Other inherited diseases can also impact the longevity of Labrador Retrievers. For example, conditions such as hip dysplasia, elbow dysplasia, and heart disease can influence a Labrador’s overall health and, subsequently, its lifespan. Responsible breeding practices, including health screening, can help reduce the prevalence of such inherited conditions and contribute to a longer lifespan for individual dogs.
While genetics play an essential role in determining a dog’s lifespan, other factors such as diet, healthcare, and lifestyle choices also significantly influence longevity. By providing a proper diet, regular exercise, and appropriate healthcare, owners can help their Labradors live a longer, healthier life, regardless of their genetic predispositions.
You Can Help Your Labrador Live Longer
There are several factors that influence a Labrador’s life expectancy, including diet, healthcare, and inherited diseases(source). By focusing on these areas, you can help your Labrador enjoy a longer and healthier life.
One of the primary ways to support your dog’s health is by providing a well-balanced diet. Ensure that you feed your Labrador high-quality food, rich in essential nutrients and appropriate for their age, size, and activity level. A nutrient-dense diet will support their overall health and help them maintain a healthy weight.
Regular exercise is another crucial aspect of a Labrador’s overall health. Labradors are an energetic breed that requires daily physical activity, such as walks, hikes, or fetching games. Exercise helps maintain your dog’s weight, supports joint health, and provides mental stimulation. A fit and active dog is less likely to develop health issues, thus prolonging their life.
Consistent healthcare plays a significant role in contributing to a longer life for your Labrador. Schedule regular check-ups with your veterinarian to keep your dog up-to-date on vaccinations and to catch potential health problems early. Preventative care, such as dental hygiene, parasite prevention, and grooming, can also help your Labrador stay in tip-top shape.
Finally, be aware of any inherited diseases that may be prevalent in Labradors. For example, Labradors can be prone to hip dysplasia, elbow dysplasia, or eye conditions(source). Work with your veterinarian to monitor your dog’s health closely and address any concerns as soon as they arise.
By focusing on these areas and providing your Labrador with a balanced diet, regular exercise, consistent healthcare, and early detection of inherited diseases, you can help ensure that your companion has a long and happy life.
How Long Do Labs Live On Average?
Labrador Retrievers are popular for their gentle nature and high intelligence, making them great family pets and working dogs.
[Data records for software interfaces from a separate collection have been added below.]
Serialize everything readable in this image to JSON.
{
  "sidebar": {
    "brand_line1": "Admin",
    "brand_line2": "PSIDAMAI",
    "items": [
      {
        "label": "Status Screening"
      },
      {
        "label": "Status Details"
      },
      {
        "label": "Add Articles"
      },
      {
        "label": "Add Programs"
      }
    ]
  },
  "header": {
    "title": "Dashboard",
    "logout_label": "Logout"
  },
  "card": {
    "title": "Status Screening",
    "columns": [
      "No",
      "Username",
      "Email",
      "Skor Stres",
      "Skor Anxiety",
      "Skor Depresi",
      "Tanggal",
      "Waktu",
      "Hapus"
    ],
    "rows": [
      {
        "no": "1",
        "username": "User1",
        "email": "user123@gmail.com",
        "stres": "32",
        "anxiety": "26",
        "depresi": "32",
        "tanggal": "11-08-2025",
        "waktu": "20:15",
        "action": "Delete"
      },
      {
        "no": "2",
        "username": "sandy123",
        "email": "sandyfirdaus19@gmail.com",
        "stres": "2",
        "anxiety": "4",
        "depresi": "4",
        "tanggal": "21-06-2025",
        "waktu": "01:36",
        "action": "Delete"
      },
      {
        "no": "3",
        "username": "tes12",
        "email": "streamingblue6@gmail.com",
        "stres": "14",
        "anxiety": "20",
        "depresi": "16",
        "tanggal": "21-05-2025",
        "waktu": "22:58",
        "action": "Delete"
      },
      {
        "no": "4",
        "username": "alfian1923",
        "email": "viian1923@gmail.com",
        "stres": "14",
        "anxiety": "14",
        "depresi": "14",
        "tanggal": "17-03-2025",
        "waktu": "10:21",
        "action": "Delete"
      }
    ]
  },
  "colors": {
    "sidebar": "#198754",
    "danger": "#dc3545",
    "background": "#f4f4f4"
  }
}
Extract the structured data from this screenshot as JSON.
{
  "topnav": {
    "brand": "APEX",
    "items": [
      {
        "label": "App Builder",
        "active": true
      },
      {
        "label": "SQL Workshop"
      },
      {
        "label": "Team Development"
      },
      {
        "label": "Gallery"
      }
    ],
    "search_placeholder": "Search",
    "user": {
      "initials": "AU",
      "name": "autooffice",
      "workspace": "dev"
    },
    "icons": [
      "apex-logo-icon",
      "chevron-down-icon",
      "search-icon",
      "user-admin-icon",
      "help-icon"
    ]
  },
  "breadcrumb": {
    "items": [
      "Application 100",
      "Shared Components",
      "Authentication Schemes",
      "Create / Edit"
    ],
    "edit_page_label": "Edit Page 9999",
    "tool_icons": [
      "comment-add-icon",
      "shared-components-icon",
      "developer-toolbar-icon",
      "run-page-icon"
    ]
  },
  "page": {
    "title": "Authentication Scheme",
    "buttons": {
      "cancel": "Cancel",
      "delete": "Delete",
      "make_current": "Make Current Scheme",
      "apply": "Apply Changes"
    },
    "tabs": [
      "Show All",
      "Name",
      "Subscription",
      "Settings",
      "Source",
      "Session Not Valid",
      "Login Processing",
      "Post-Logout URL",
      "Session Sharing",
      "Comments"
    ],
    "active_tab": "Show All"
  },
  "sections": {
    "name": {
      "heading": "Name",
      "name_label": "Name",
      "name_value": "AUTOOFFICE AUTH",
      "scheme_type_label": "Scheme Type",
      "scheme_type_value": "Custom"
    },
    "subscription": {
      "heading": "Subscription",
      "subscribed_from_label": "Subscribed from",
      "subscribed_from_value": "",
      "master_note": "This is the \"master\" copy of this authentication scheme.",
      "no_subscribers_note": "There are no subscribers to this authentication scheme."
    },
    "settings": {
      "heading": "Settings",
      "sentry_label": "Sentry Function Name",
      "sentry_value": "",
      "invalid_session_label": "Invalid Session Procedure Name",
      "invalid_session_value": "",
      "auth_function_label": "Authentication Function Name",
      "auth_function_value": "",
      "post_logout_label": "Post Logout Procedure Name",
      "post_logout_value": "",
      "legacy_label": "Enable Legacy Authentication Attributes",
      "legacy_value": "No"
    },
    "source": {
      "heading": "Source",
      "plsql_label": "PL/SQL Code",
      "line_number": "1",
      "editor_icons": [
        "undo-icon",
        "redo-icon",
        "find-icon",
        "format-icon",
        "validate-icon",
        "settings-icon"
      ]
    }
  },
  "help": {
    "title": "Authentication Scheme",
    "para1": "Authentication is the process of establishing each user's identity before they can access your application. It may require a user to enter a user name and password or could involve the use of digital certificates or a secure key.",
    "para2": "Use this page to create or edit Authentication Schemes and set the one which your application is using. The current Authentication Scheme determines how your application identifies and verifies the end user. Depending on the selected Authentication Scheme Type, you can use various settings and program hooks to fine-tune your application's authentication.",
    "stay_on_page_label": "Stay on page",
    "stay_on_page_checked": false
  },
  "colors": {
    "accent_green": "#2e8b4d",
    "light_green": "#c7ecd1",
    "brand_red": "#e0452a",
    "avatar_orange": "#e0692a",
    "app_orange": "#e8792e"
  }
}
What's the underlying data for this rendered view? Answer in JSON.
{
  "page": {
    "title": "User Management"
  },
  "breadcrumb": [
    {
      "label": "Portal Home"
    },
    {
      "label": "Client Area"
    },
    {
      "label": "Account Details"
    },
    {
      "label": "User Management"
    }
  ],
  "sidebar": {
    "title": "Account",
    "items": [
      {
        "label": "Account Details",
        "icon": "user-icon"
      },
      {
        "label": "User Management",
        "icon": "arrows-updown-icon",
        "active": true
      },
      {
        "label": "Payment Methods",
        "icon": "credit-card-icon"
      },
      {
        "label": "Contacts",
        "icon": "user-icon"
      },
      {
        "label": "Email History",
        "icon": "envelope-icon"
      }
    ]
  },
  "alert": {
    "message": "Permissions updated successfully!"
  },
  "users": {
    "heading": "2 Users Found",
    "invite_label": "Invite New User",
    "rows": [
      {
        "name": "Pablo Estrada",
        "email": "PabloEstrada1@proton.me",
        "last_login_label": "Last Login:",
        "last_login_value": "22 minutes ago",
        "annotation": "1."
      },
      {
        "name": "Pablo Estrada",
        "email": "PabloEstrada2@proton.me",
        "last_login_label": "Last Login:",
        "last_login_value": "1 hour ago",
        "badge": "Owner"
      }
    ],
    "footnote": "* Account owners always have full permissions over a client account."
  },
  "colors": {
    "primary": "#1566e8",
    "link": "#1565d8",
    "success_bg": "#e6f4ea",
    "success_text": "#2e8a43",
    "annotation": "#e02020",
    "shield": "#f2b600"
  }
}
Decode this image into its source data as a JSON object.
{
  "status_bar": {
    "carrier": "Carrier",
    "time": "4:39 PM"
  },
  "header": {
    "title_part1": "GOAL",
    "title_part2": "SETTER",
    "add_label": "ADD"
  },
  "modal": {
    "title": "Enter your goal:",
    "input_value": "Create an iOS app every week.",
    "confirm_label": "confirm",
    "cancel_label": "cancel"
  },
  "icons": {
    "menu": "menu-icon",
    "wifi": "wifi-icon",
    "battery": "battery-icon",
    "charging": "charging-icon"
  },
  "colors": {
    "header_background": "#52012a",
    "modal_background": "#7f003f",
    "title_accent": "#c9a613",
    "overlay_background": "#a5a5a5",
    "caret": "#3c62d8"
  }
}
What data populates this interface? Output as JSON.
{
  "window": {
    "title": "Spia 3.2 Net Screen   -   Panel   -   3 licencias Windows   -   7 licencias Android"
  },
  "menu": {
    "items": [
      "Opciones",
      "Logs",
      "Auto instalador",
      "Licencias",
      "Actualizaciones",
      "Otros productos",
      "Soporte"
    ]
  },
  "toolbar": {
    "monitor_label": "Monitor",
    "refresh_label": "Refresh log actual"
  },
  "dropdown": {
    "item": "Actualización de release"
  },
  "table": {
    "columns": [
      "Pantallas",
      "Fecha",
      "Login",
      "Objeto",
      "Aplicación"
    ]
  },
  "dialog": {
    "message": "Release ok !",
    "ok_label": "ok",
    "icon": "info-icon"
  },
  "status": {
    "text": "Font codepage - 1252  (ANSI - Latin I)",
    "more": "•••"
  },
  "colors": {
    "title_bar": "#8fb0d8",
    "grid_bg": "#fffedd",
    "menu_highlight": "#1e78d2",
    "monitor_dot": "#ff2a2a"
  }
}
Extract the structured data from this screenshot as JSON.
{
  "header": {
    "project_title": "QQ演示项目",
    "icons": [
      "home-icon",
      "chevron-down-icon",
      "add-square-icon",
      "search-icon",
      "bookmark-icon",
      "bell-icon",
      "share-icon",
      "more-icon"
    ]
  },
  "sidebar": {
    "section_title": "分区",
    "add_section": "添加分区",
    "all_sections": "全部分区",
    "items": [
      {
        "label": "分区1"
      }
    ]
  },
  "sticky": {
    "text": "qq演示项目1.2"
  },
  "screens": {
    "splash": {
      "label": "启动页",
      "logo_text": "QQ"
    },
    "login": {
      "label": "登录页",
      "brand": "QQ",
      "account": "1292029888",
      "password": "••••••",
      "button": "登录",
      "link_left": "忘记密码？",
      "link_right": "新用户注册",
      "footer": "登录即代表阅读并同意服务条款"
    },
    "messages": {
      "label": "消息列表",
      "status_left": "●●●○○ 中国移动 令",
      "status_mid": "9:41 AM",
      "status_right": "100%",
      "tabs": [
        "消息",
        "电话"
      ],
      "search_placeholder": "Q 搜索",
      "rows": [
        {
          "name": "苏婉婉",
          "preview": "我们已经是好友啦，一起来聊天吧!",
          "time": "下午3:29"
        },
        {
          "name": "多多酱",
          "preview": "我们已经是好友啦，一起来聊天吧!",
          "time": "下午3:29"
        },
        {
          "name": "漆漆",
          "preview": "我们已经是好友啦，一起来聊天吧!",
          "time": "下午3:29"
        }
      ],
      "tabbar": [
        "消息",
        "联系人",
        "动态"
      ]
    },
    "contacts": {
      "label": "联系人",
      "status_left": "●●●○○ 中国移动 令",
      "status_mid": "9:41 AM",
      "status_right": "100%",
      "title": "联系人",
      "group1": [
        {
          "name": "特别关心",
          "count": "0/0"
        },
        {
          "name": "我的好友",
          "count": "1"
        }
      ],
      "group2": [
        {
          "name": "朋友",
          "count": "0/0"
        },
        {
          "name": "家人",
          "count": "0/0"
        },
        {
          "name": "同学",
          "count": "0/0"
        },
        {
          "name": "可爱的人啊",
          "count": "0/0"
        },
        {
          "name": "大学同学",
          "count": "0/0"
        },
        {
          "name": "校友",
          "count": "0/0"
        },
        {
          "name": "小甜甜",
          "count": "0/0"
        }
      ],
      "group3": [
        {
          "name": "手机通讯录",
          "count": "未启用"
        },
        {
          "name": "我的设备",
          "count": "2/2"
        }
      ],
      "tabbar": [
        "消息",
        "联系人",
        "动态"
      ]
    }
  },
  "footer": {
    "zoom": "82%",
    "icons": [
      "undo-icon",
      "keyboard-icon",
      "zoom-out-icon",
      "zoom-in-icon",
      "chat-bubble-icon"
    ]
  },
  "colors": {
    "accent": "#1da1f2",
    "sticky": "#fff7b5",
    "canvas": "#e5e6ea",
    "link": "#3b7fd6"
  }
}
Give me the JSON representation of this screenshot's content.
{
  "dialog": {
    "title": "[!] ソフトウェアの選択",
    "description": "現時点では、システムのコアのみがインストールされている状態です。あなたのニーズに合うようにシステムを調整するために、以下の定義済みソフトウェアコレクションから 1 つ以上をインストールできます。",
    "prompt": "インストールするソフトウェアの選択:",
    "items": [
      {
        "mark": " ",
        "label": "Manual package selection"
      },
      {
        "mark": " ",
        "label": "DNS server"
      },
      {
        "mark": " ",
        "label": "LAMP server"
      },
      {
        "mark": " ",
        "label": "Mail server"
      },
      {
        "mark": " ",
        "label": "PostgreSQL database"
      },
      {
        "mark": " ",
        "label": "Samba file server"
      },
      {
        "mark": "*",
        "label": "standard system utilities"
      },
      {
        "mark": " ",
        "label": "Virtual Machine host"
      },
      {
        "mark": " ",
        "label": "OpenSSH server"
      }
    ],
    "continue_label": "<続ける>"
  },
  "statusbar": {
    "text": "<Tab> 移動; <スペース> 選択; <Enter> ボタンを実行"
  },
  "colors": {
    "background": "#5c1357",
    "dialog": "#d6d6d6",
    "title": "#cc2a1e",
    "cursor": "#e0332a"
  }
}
When considering adopting a Labrador, one common question is about their lifespan.
The average lifespan for Labrador Retrievers is around 10 to 12 years, with some Labs reaching up to 14 years when provided exceptional healthcare and lifestyle management (Labrador Training HQ). Additionally, a recent study suggests that the chocolate Labrador’s lifespan is about 10.7 years, which is shorter than the lifespan of their black and yellow counterparts (The Labrador Site).
Several factors can impact a Labrador’s lifespan, including:
- Diet: A well-balanced diet can help maintain a healthy weight and contribute to a longer lifespan.
- Healthcare and management: Regular vet visits and preventative measures can help detect and treat health issues early, which can prolong a Labrador’s life.
- Inherited diseases: Labradors are predisposed to some genetic health issues, such as hip dysplasia and certain types of cancers. Responsible breeding and early detection can help manage these conditions.
While these factors contribute to the overall lifespan of a Labrador, they are also an essential part of maintaining a healthy and happy life for your pet.